fbpx
Thursday , 5 August 2021
Minister Madu with RCMP Const. Scott Hearn, sheriff highway patrol officer Mike Overly and fish and wildlife officer Andy Nestorovich.

Sheriffs enhance RAPID enforcement on highways

The second phase of RAPID Response enhances traffic safety and impaired driving enforcement on Alberta highways, freeing up RCMP officers to focus on other criminal matters.

To help reduce police response times in rural Alberta, about 260 Sheriff Highway Patrol officers will have the authority to investigate a wider range of traffic-related occurrences starting July 1 as part of the Rural Alberta Provincial Integrated Defence (RAPID) Response initiative. This includes impaired driving and criminal offences they encounter in the course of their duties.

Giving highway patrol sheriffs the authority to handle more incidents on provincial highways means the RCMP has more officers on patrol and available to respond to higher-priority criminal matters.
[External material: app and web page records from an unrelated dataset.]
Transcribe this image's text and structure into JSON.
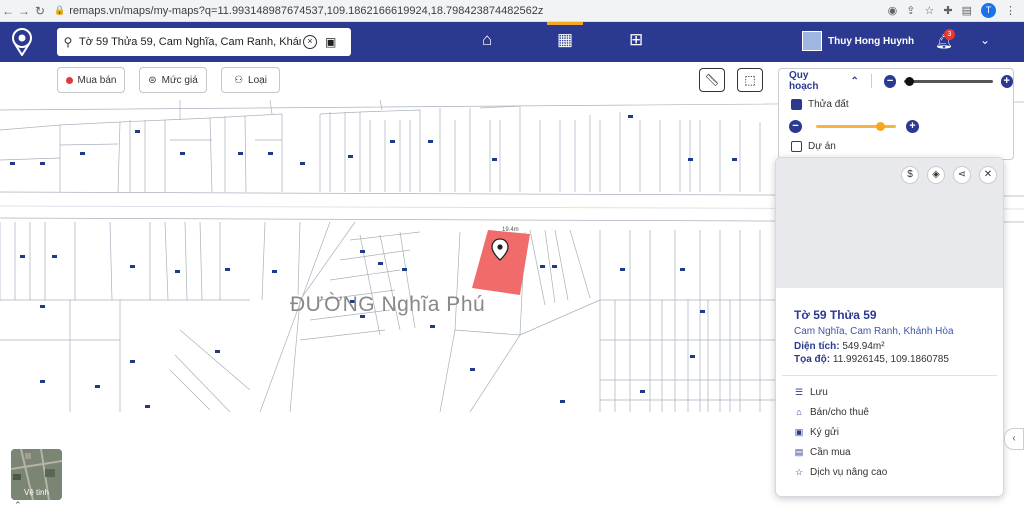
{
  "browser": {
    "url": "remaps.vn/maps/my-maps?q=11.993148987674537,109.1862166619924,18.798423874482562z",
    "profile_initial": "T"
  },
  "header": {
    "search_value": "Tờ 59 Thửa 59, Cam Nghĩa, Cam Ranh, Khánh Hòa",
    "user_name": "Thuy Hong Huynh",
    "notification_count": "3",
    "accent_color": "#2b3990",
    "active_tab_color": "#f5a623"
  },
  "filters": {
    "buy_sell": "Mua bán",
    "price": "Mức giá",
    "type": "Loại"
  },
  "layers": {
    "title": "Quy hoạch",
    "parcel_label": "Thửa đất",
    "project_label": "Dự án",
    "zoom_level": 0.05,
    "opacity_level": 0.8
  },
  "map": {
    "street_name": "ĐƯỜNG Nghĩa Phú",
    "parcel_color": "#f26b6b",
    "satellite_label": "Vệ tinh"
  },
  "card": {
    "title": "Tờ 59 Thửa 59",
    "address": "Cam Nghĩa, Cam Ranh, Khánh Hòa",
    "area_label": "Diện tích:",
    "area_value": "549.94m²",
    "coord_label": "Tọa độ:",
    "coord_value": "11.9926145, 109.1860785",
    "menu": [
      {
        "icon": "list-icon",
        "label": "Lưu"
      },
      {
        "icon": "house-icon",
        "label": "Bán/cho thuê"
      },
      {
        "icon": "deposit-icon",
        "label": "Ký gửi"
      },
      {
        "icon": "clipboard-icon",
        "label": "Cần mua"
      },
      {
        "icon": "star-icon",
        "label": "Dịch vụ nâng cao"
      }
    ]
  }
}
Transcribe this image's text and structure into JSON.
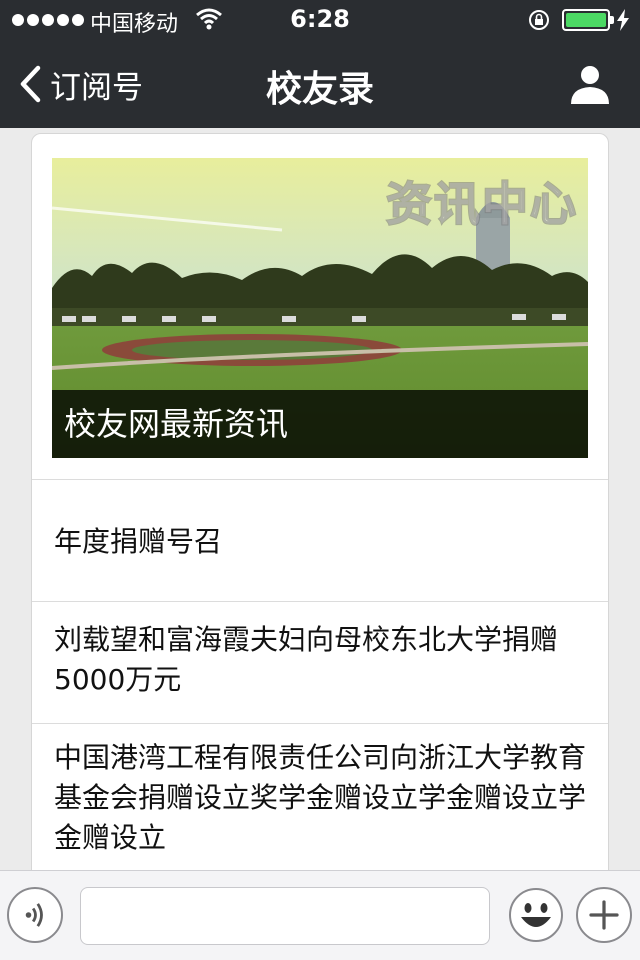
{
  "status_bar": {
    "carrier": "中国移动",
    "time": "6:28",
    "battery_level": 1.0,
    "battery_color": "#4cd964"
  },
  "nav": {
    "back_label": "订阅号",
    "title": "校友录",
    "back_icon": "chevron-left-icon",
    "profile_icon": "person-icon",
    "background": "#2a2d31"
  },
  "banner": {
    "watermark": "资讯中心",
    "caption": "校友网最新资讯"
  },
  "articles": [
    {
      "title": "年度捐赠号召"
    },
    {
      "title": "刘载望和富海霞夫妇向母校东北大学捐赠5000万元"
    },
    {
      "title": "中国港湾工程有限责任公司向浙江大学教育基金会捐赠设立奖学金赠设立学金赠设立学金赠设立"
    }
  ],
  "input_bar": {
    "input_value": "",
    "voice_icon": "voice-icon",
    "emoji_icon": "emoji-icon",
    "plus_icon": "plus-icon"
  }
}
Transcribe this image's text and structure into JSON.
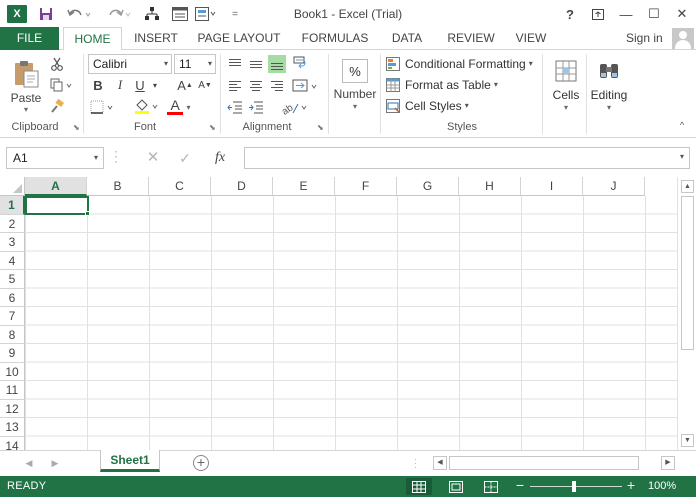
{
  "app": {
    "title": "Book1 - Excel (Trial)",
    "logo_letter": "X",
    "brand_color": "#217346"
  },
  "quick_access": {
    "icons": [
      "save-icon",
      "undo-icon",
      "redo-icon",
      "tree-icon",
      "form-icon",
      "view-icon"
    ],
    "more": "="
  },
  "window_controls": {
    "help": "?",
    "minimize": "—",
    "maximize": "☐",
    "close": "✕"
  },
  "tabs": {
    "file": "FILE",
    "home": "HOME",
    "insert": "INSERT",
    "page_layout": "PAGE LAYOUT",
    "formulas": "FORMULAS",
    "data": "DATA",
    "review": "REVIEW",
    "view": "VIEW",
    "active": "HOME"
  },
  "account": {
    "sign_in": "Sign in"
  },
  "ribbon": {
    "clipboard": {
      "label": "Clipboard",
      "paste": "Paste"
    },
    "font": {
      "label": "Font",
      "name": "Calibri",
      "size": "11",
      "bold": "B",
      "italic": "I",
      "underline": "U",
      "grow": "A",
      "shrink": "A",
      "font_color_glyph": "A",
      "fill_color": "#ffff00",
      "font_color": "#ff0000"
    },
    "alignment": {
      "label": "Alignment"
    },
    "number": {
      "label": "Number",
      "glyph": "%"
    },
    "styles": {
      "label": "Styles",
      "conditional_formatting": "Conditional Formatting",
      "format_as_table": "Format as Table",
      "cell_styles": "Cell Styles"
    },
    "cells": {
      "label": "Cells"
    },
    "editing": {
      "label": "Editing"
    }
  },
  "formula_bar": {
    "name_box": "A1",
    "cancel": "✕",
    "enter": "✓",
    "fx": "fx",
    "value": ""
  },
  "grid": {
    "columns": [
      "A",
      "B",
      "C",
      "D",
      "E",
      "F",
      "G",
      "H",
      "I",
      "J"
    ],
    "rows": [
      "1",
      "2",
      "3",
      "4",
      "5",
      "6",
      "7",
      "8",
      "9",
      "10",
      "11",
      "12",
      "13",
      "14"
    ],
    "selected_cell": "A1"
  },
  "sheets": {
    "tabs": [
      "Sheet1"
    ],
    "active": "Sheet1",
    "add": "+"
  },
  "status": {
    "text": "READY",
    "zoom": "100%",
    "zoom_out": "−",
    "zoom_in": "+"
  }
}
“We are taking action to address the very real issue of crime in rural Alberta,” Kaycee Madu, Minister of Justice and Solicitor General said. “We know Albertans have been frustrated with response times in rural areas, and we are committed to making sure they feel safe and protected in their communities. More boots on the ground means authorities can respond more quickly when Albertans need them. It will also deter crime and make our highways and communities safer.”

In rural areas police can be stretched across large distances, which can lead to longer response times. RAPID Response helps reduce response times by expanding the roles and authorities of 400 peace officers in Sheriff Highway Patrol and Fish and Wildlife Enforcement Services.
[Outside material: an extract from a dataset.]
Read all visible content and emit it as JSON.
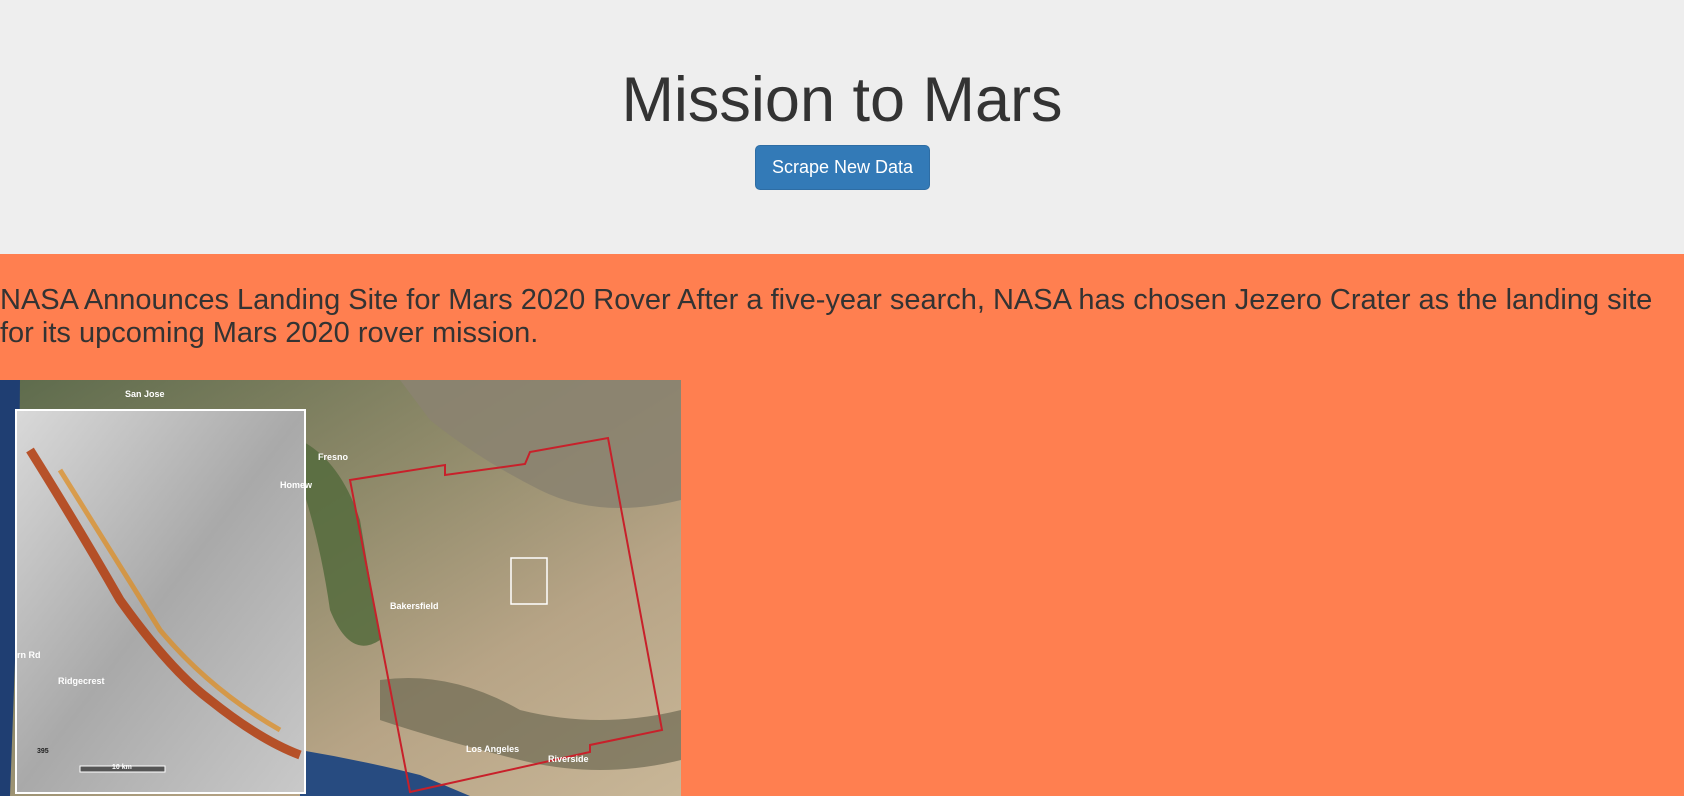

Earlier this year, fish and wildlife officers’ roles were also expanded so they can respond to requests from the RCMP to be first at the scene of an emergency in cases where they are closer than police. Fish and wildlife officers will also respond to RCMP requests for backup, which could involve helping the police locate suspects or preserve a crime scene.

RAPID Response currently covers most areas of rural Alberta policed by the RCMP. The government is holding a series of meetings with First Nations and Métis leaders to determine their interest and earn their support before expanding RAPID Response to their communities.
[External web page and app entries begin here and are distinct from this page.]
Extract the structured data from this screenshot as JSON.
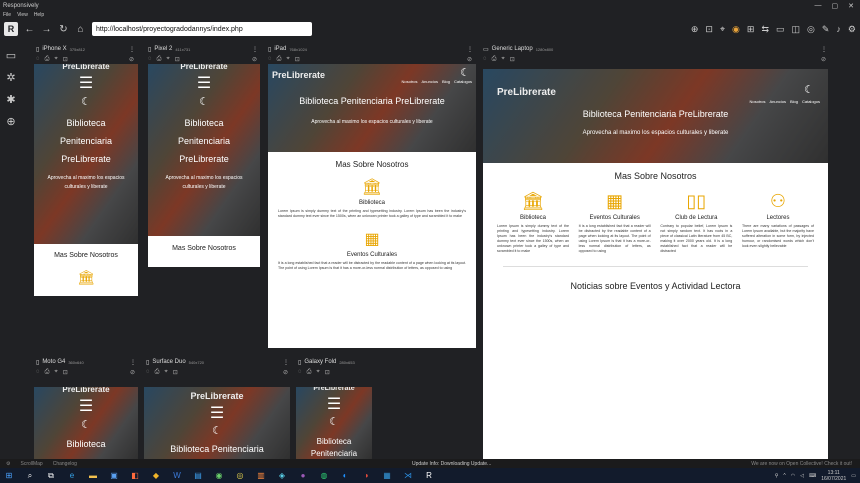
{
  "window": {
    "title": "Responsively",
    "controls": [
      "—",
      "▢",
      "✕"
    ]
  },
  "menu": [
    "File",
    "View",
    "Help"
  ],
  "toolbar": {
    "app_icon": "R",
    "url": "http://localhost/proyectogradodannys/index.php"
  },
  "site": {
    "brand": "PreLibrerate",
    "title_full": "Biblioteca Penitenciaria PreLibrerate",
    "title_word1": "Biblioteca",
    "title_word2": "Penitenciaria",
    "title_word3": "PreLibrerate",
    "subtitle": "Aprovecha al maximo los espacios culturales y liberate",
    "nav": [
      "Nosotros",
      "Anuncios",
      "Blog",
      "Catalogos"
    ],
    "section_title": "Mas Sobre Nosotros",
    "news_title": "Noticias sobre Eventos y Actividad Lectora",
    "features": [
      {
        "title": "Biblioteca",
        "text": "Lorem Ipsum is simply dummy text of the printing and typesetting industry. Lorem Ipsum has been the industry's standard dummy text ever since the 1500s, when an unknown printer took a galley of type and scrambled it to make"
      },
      {
        "title": "Eventos Culturales",
        "text": "It is a long established fact that a reader will be distracted by the readable content of a page when looking at its layout. The point of using Lorem Ipsum is that it has a more-or-less normal distribution of letters, as opposed to using"
      },
      {
        "title": "Club de Lectura",
        "text": "Contrary to popular belief, Lorem Ipsum is not simply random text. It has roots in a piece of classical Latin literature from 45 BC, making it over 2000 years old. It is a long established fact that a reader will be distracted"
      },
      {
        "title": "Lectores",
        "text": "There are many variations of passages of Lorem Ipsum available, but the majority have suffered alteration in some form, by injected humour, or randomised words which don't look even slightly believable"
      }
    ]
  },
  "devices": [
    {
      "name": "iPhone X",
      "res": "375x812"
    },
    {
      "name": "Pixel 2",
      "res": "411x731"
    },
    {
      "name": "iPad",
      "res": "768x1024"
    },
    {
      "name": "Generic Laptop",
      "res": "1280x800"
    },
    {
      "name": "Moto G4",
      "res": "360x640"
    },
    {
      "name": "Surface Duo",
      "res": "540x720"
    },
    {
      "name": "Galaxy Fold",
      "res": "280x653"
    }
  ],
  "status": {
    "left1": "ScrollMap",
    "left2": "Changelog",
    "center": "Update Info: Downloading Update...",
    "right": "We are now on Open Collective! Check it out!",
    "clock": "13:11",
    "date": "16/07/2021"
  },
  "colors": {
    "accent": "#e8a500",
    "bg": "#202124",
    "taskbar": "#121b2c"
  }
}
About Arthur C. Green

Arthur C. Green is from Whitbourne Newfoundland and graduated from the CNA Journalism Program. Arthur also studied Business Marketing and Political Science at Memorial University in Essex England and St. John's Newfoundland. Green has worked for such organizations as CBC, CBC Radio, NTV, Saltwire, Great West Media, CKLB Radio, Vista Radio, and Postmedia. He also loves Jiggs Dinner!